Items from a dataset:
—————

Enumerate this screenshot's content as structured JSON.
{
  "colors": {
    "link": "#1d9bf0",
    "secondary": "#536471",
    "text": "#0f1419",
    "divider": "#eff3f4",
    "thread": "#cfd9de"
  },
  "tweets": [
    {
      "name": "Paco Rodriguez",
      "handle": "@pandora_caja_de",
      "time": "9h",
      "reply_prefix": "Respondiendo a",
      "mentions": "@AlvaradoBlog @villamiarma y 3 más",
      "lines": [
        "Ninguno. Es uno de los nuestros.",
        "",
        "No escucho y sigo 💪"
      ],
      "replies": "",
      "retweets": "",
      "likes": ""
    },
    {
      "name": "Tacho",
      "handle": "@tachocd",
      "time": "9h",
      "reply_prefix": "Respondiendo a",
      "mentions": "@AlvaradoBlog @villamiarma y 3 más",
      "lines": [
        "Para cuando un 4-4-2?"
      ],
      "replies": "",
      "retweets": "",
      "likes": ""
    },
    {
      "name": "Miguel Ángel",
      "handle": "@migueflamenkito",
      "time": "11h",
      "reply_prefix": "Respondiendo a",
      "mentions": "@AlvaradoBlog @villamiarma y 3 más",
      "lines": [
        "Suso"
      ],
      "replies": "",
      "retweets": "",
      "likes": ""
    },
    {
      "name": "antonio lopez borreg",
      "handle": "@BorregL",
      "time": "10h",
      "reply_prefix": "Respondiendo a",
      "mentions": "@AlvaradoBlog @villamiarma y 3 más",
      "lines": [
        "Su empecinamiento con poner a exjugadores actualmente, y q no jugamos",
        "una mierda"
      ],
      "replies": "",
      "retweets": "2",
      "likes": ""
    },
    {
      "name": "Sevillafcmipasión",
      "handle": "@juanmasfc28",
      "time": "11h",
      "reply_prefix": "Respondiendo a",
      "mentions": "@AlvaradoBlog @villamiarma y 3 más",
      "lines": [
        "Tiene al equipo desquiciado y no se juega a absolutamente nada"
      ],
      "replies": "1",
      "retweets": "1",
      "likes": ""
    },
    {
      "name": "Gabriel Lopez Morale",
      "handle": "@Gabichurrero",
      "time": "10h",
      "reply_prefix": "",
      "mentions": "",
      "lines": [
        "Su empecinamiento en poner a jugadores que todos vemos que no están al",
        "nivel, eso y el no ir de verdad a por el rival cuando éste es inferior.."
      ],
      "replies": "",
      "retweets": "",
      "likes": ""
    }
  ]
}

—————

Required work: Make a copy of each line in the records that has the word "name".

Solution:
      "name": "Paco Rodriguez",
      "name": "Tacho",
      "name": "Miguel Ángel",
      "name": "antonio lopez borreg",
      "name": "Sevillafcmipasión",
      "name": "Gabriel Lopez Morale",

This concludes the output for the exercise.